DCK: What was the genesis behind MCIM?
Michael Dongieux: I used to be the lead technology project manager for Emcor Facilities Services on behalf of Wachovia/Wells Fargo. Every month we were trying to aggregate data from these incident reports across a portfolio of 70 sites. The typical weapon of choice for that was Excel. We had all of these different macros. It wasn’t that we didn’t know how to steer things to get that data; the actual administration of that was a nightmare.
Didn’t you use DCIM or CMMS tools to automate some of those tasks?
Even CMMS systems weren’t very good at relating data to make it intuitive for the user. The problem is if some data is not captured in the moment correctly -- when the operator is entering it -- it is lost forever. There is only so much you can do to patch the holes after the fact.
So what makes MCIM different from CMMS or DCIM tools?
Our eureka moment was the operators in the field doing rounds who are filling out incident reports, who are filling out change reports, who were dong their CMMS work orders, the knowledge we needed was in their head. So the trick is to get it out their head but do it cleanly right when they are capturing it.
Facilities management teams are typically quite conservative. They need a good reason to invest time in new software. What’s the unique selling proposition for MCIM?
We are enabling data science. You can’t do data science on an Excel spreadsheet – not at scale anyway – and you certainly can’t do it with data on clipboards. If you really want to get into data science, then you really have to have a clear-cut understanding of the relationships between your different pieces of data. And in our system, everything is related. But we are able to achieve that without burdening them to fill out all sorts of stuff that they wouldn’t normally fill out.
But how can you use that data to practically help operators?
When someone logs an incident report, they are able to associate every asset or assets that were involved in the incident and then say what the source of that failure was. That information is crowdsourced and clustered automatically. That enables us to correlate not only what the asset condition index, or ACI, score is of a particular piece of equipment, but we can also say for example that at 85 percent of their useful life, centrifugal chillers typically start to see an increasing occurrence of a specific kind of failure.
So who are your main target customers now?
We are definitely selling direct, but we are also selling it to the FM service providers.
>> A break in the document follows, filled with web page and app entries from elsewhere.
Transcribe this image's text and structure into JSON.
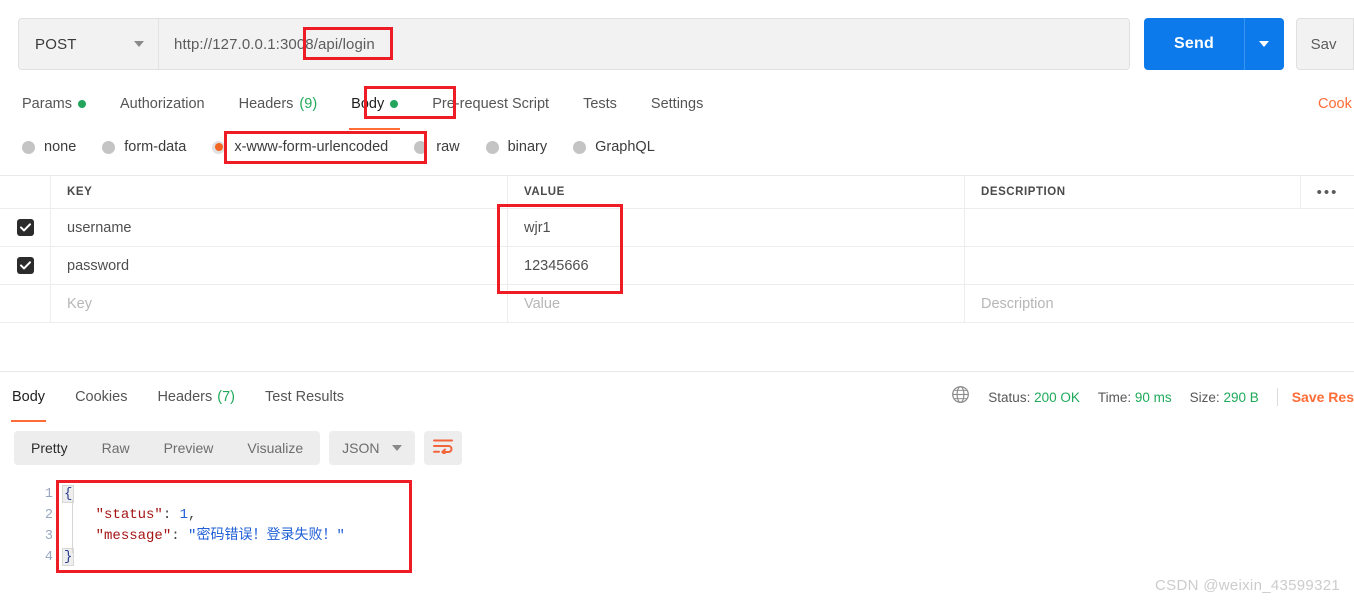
{
  "request": {
    "method": "POST",
    "method_icon": "chevron-down-icon",
    "url": "http://127.0.0.1:3008/api/login",
    "send_label": "Send",
    "send_caret_icon": "chevron-down-icon",
    "save_label": "Sav",
    "tabs": [
      {
        "label": "Params",
        "badge": "dot",
        "active": false
      },
      {
        "label": "Authorization",
        "badge": "",
        "active": false
      },
      {
        "label": "Headers",
        "badge": "(9)",
        "active": false
      },
      {
        "label": "Body",
        "badge": "dot",
        "active": true
      },
      {
        "label": "Pre-request Script",
        "badge": "",
        "active": false
      },
      {
        "label": "Tests",
        "badge": "",
        "active": false
      },
      {
        "label": "Settings",
        "badge": "",
        "active": false
      }
    ],
    "cookies_link": "Cook",
    "body_types": [
      {
        "label": "none",
        "selected": false
      },
      {
        "label": "form-data",
        "selected": false
      },
      {
        "label": "x-www-form-urlencoded",
        "selected": true
      },
      {
        "label": "raw",
        "selected": false
      },
      {
        "label": "binary",
        "selected": false
      },
      {
        "label": "GraphQL",
        "selected": false
      }
    ],
    "table": {
      "headers": {
        "key": "KEY",
        "value": "VALUE",
        "description": "DESCRIPTION"
      },
      "more_icon": "ellipsis-icon",
      "rows": [
        {
          "checked": true,
          "key": "username",
          "value": "wjr1",
          "description": ""
        },
        {
          "checked": true,
          "key": "password",
          "value": "12345666",
          "description": ""
        }
      ],
      "placeholder_row": {
        "key": "Key",
        "value": "Value",
        "description": "Description"
      }
    }
  },
  "response": {
    "tabs": [
      {
        "label": "Body",
        "badge": "",
        "active": true
      },
      {
        "label": "Cookies",
        "badge": "",
        "active": false
      },
      {
        "label": "Headers",
        "badge": "(7)",
        "active": false
      },
      {
        "label": "Test Results",
        "badge": "",
        "active": false
      }
    ],
    "globe_icon": "globe-icon",
    "meta": {
      "status_label": "Status:",
      "status_value": "200 OK",
      "time_label": "Time:",
      "time_value": "90 ms",
      "size_label": "Size:",
      "size_value": "290 B"
    },
    "save_response_label": "Save Res",
    "format_tabs": [
      {
        "label": "Pretty",
        "active": true
      },
      {
        "label": "Raw",
        "active": false
      },
      {
        "label": "Preview",
        "active": false
      },
      {
        "label": "Visualize",
        "active": false
      }
    ],
    "format_select": "JSON",
    "format_select_icon": "chevron-down-icon",
    "wrap_icon": "word-wrap-icon",
    "code": {
      "line_numbers": [
        "1",
        "2",
        "3",
        "4"
      ],
      "lines": [
        {
          "open_brace": "{"
        },
        {
          "key": "\"status\"",
          "colon": ": ",
          "num": "1",
          "comma": ","
        },
        {
          "key": "\"message\"",
          "colon": ": ",
          "str": "\"密码错误！登录失败！\""
        },
        {
          "close_brace": "}"
        }
      ]
    }
  },
  "annotations": {
    "colors": {
      "box": "#ee1c25",
      "accent": "#ff6c37",
      "send": "#0d7aec",
      "green": "#1faa5a"
    }
  },
  "watermark": "CSDN @weixin_43599321"
}
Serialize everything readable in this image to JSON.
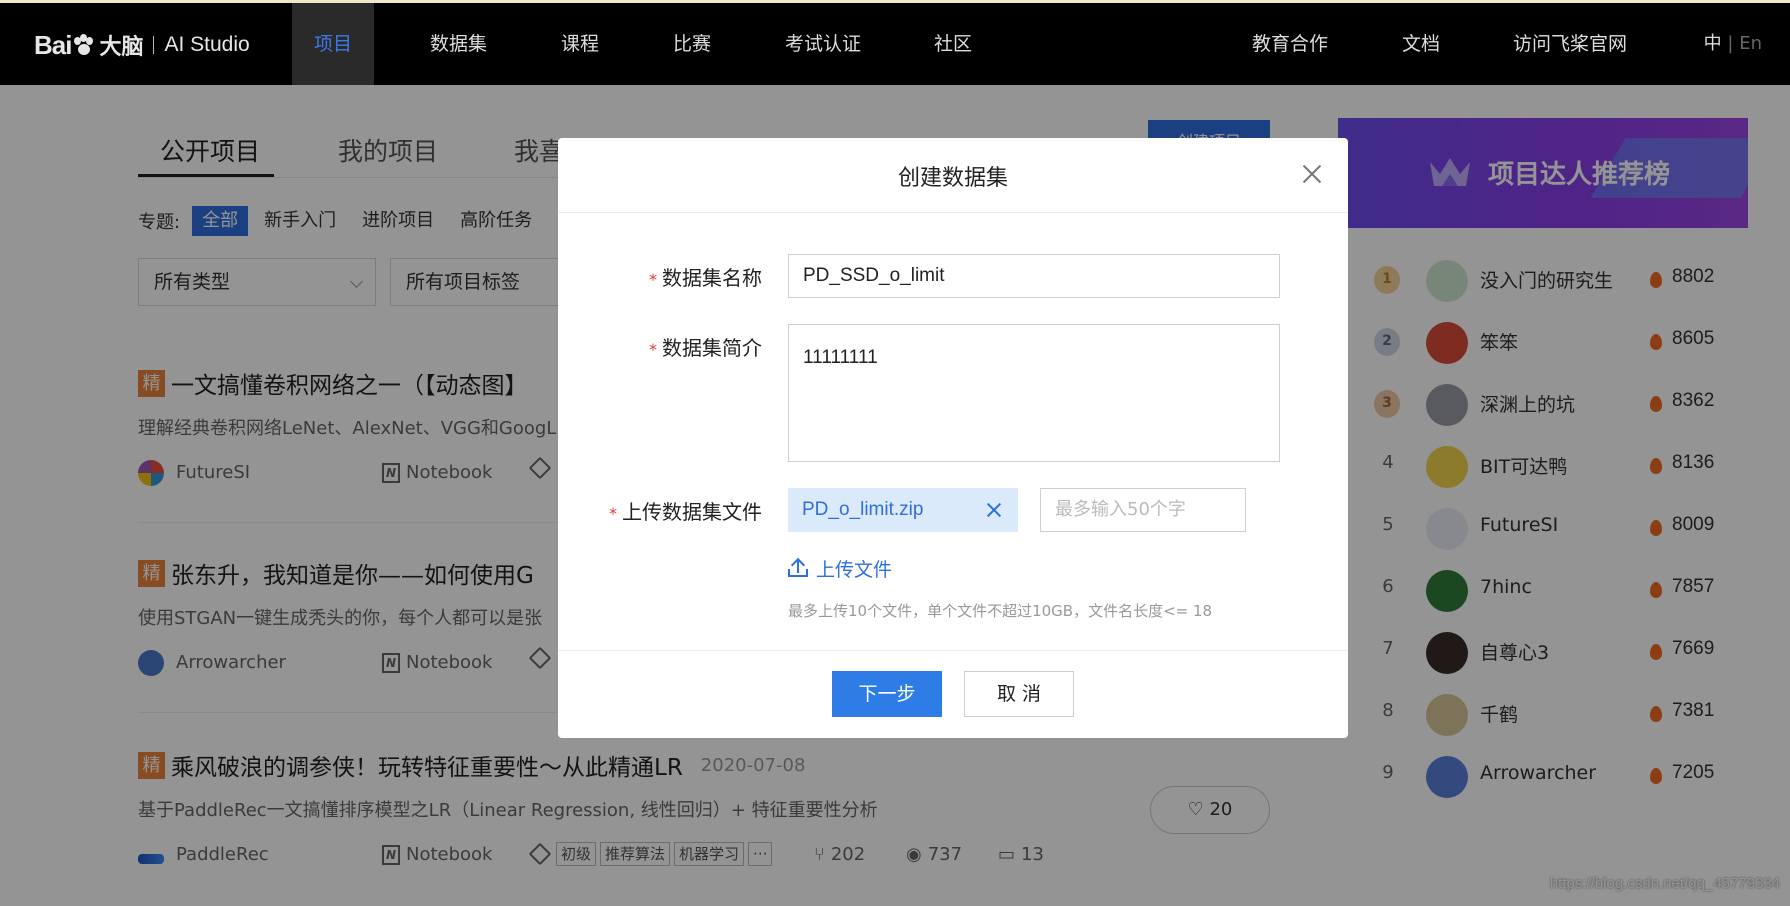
{
  "nav": {
    "logo_bai": "Bai",
    "logo_du": "大脑",
    "logo_product": "AI Studio",
    "items": [
      "项目",
      "数据集",
      "课程",
      "比赛",
      "考试认证",
      "社区"
    ],
    "right_items": [
      "教育合作",
      "文档",
      "访问飞桨官网"
    ],
    "lang_zh": "中",
    "lang_sep": "|",
    "lang_en": "En"
  },
  "tabs": [
    "公开项目",
    "我的项目",
    "我喜欢的"
  ],
  "create_project": "创建项目",
  "topics": {
    "label": "专题:",
    "chips": [
      "全部",
      "新手入门",
      "进阶项目",
      "高阶任务"
    ]
  },
  "filters": {
    "type": "所有类型",
    "tags": "所有项目标签"
  },
  "projects": [
    {
      "badge": "精",
      "title": "一文搞懂卷积网络之一（【动态图】",
      "desc": "理解经典卷积网络LeNet、AlexNet、VGG和GoogL",
      "author": "FutureSI",
      "kind": "Notebook"
    },
    {
      "badge": "精",
      "title": "张东升，我知道是你——如何使用G",
      "desc": "使用STGAN一键生成秃头的你，每个人都可以是张",
      "author": "Arrowarcher",
      "kind": "Notebook"
    },
    {
      "badge": "精",
      "title": "乘风破浪的调参侠！玩转特征重要性～从此精通LR",
      "date": "2020-07-08",
      "desc": "基于PaddleRec一文搞懂排序模型之LR（Linear Regression, 线性回归）+ 特征重要性分析",
      "author": "PaddleRec",
      "kind": "Notebook",
      "tags": [
        "初级",
        "推荐算法",
        "机器学习",
        "···"
      ],
      "forks": "202",
      "views": "737",
      "comments": "13",
      "likes": "20"
    }
  ],
  "ranking": {
    "title": "项目达人推荐榜",
    "rows": [
      {
        "rank": "1",
        "name": "没入门的研究生",
        "score": "8802"
      },
      {
        "rank": "2",
        "name": "笨笨",
        "score": "8605"
      },
      {
        "rank": "3",
        "name": "深渊上的坑",
        "score": "8362"
      },
      {
        "rank": "4",
        "name": "BIT可达鸭",
        "score": "8136"
      },
      {
        "rank": "5",
        "name": "FutureSI",
        "score": "8009"
      },
      {
        "rank": "6",
        "name": "7hinc",
        "score": "7857"
      },
      {
        "rank": "7",
        "name": "自尊心3",
        "score": "7669"
      },
      {
        "rank": "8",
        "name": "千鹤",
        "score": "7381"
      },
      {
        "rank": "9",
        "name": "Arrowarcher",
        "score": "7205"
      }
    ]
  },
  "modal": {
    "title": "创建数据集",
    "name_label": "数据集名称",
    "name_value": "PD_SSD_o_limit",
    "desc_label": "数据集简介",
    "desc_value": "11111111",
    "file_label": "上传数据集文件",
    "file_name": "PD_o_limit.zip",
    "file_note_placeholder": "最多输入50个字",
    "upload_link": "上传文件",
    "hint": "最多上传10个文件，单个文件不超过10GB，文件名长度<= 18",
    "next_button": "下一步",
    "cancel_button": "取 消",
    "required_mark": "*"
  },
  "watermark": "https://blog.csdn.net/qq_45779334",
  "colors": {
    "accent": "#2e6fde",
    "badge": "#e8833a",
    "required": "#e53935"
  }
}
We are not selling it to the equipment providers right now, and the reason for that is that I think that somewhat presents a conflict of interests, when we are presenting performance data, failure data on the equipment, when we are working closely with the provider of the equipment.
Longer term it seems that as suppliers add sophistication to their equipment – through IoT and even DMaaS – CMMS tools as well as the functionality offered by MCIM might be eventually outmoded?
To me a lot of that [DMaaS] is falling into the machine-generated data component, and while it is very much part and parcel of the maintenance schedule, etc., there is still going to be a human-interaction piece of it. Every facility manager wants to enforce global standardization and governance. They want to be able to drive analytics and business intelligence. They want to know how much it costs to operate different pieces of equipment, what’s the cost of maintenance, and all those kinds of things, and what are the opportunities for improvement. And the opportunities for improvement don’t just exist on the machine side. At least for now you are going to need people to interact with equipment. Until we are all replaced by robots, you are going to have maintenance done by individuals in the field.